**What needs to be done**.
Pull each line containing "icon" out of the listing below.

**** Task inputs ****

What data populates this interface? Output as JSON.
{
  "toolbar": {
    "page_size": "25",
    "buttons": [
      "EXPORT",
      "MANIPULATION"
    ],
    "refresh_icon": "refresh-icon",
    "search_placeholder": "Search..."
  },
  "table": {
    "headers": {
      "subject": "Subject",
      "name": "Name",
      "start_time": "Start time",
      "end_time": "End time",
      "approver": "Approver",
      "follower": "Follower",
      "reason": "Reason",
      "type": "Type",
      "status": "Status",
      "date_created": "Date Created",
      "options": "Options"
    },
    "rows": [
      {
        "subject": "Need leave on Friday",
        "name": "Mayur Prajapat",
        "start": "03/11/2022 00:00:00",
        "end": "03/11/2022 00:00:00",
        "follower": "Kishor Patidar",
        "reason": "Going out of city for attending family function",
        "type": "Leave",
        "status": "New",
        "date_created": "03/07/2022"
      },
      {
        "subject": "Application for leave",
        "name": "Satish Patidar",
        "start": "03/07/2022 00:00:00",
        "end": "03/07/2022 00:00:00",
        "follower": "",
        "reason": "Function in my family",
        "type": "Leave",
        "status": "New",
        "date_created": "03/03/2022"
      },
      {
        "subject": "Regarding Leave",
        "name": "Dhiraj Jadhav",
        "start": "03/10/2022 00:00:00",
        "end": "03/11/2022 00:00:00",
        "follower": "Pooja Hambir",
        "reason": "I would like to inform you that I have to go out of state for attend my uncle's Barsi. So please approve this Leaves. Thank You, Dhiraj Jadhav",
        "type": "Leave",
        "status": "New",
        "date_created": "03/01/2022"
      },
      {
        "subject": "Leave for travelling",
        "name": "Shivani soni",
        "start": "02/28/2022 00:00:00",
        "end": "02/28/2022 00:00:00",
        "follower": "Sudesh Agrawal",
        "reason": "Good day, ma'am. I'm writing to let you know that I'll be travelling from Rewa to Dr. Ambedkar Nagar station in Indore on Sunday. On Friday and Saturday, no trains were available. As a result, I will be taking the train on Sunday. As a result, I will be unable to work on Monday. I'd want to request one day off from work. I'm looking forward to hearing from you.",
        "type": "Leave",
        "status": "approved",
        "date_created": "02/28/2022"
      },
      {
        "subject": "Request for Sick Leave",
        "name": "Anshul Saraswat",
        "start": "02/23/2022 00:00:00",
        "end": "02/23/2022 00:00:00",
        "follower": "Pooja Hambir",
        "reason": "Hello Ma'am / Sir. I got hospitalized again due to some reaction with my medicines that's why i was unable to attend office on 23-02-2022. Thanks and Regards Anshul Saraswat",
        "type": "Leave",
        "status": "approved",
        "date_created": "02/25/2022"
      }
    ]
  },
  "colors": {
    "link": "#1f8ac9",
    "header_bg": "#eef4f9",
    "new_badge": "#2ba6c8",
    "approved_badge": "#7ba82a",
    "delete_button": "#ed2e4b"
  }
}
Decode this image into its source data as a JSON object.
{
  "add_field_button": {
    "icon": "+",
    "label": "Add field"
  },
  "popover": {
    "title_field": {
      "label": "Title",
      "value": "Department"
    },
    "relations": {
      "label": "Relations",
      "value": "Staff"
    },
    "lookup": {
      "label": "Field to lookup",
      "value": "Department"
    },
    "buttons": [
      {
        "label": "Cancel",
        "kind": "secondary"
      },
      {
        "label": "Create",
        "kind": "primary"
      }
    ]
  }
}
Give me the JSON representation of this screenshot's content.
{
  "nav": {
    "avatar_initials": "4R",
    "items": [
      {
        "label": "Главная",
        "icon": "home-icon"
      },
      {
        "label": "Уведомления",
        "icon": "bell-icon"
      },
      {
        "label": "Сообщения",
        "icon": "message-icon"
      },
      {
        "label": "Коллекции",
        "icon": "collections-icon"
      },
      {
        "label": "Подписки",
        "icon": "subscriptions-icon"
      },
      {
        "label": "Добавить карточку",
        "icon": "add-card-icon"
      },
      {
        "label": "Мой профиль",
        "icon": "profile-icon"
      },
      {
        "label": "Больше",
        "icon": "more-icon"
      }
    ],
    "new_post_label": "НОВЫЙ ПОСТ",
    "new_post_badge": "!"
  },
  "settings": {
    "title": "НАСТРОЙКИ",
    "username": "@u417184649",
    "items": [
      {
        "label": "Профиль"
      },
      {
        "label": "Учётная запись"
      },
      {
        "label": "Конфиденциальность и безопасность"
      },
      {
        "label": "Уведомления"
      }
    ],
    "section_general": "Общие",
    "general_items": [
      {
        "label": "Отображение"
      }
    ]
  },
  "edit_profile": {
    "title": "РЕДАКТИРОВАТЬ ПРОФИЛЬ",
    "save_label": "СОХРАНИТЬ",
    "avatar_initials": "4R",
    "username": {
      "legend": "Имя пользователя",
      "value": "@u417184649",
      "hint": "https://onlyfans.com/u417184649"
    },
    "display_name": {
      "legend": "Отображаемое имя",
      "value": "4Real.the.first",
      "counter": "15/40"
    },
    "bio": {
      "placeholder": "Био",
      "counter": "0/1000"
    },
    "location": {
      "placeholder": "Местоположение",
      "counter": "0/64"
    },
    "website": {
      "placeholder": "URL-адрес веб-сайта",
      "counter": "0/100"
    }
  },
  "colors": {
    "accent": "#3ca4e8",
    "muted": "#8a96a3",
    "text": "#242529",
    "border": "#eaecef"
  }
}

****

**Exercise solution**.
    "refresh_icon": "refresh-icon",
    "icon": "+",
        "icon": "home-icon"
        "icon": "bell-icon"
        "icon": "message-icon"
        "icon": "collections-icon"
        "icon": "subscriptions-icon"
        "icon": "add-card-icon"
        "icon": "profile-icon"
        "icon": "more-icon"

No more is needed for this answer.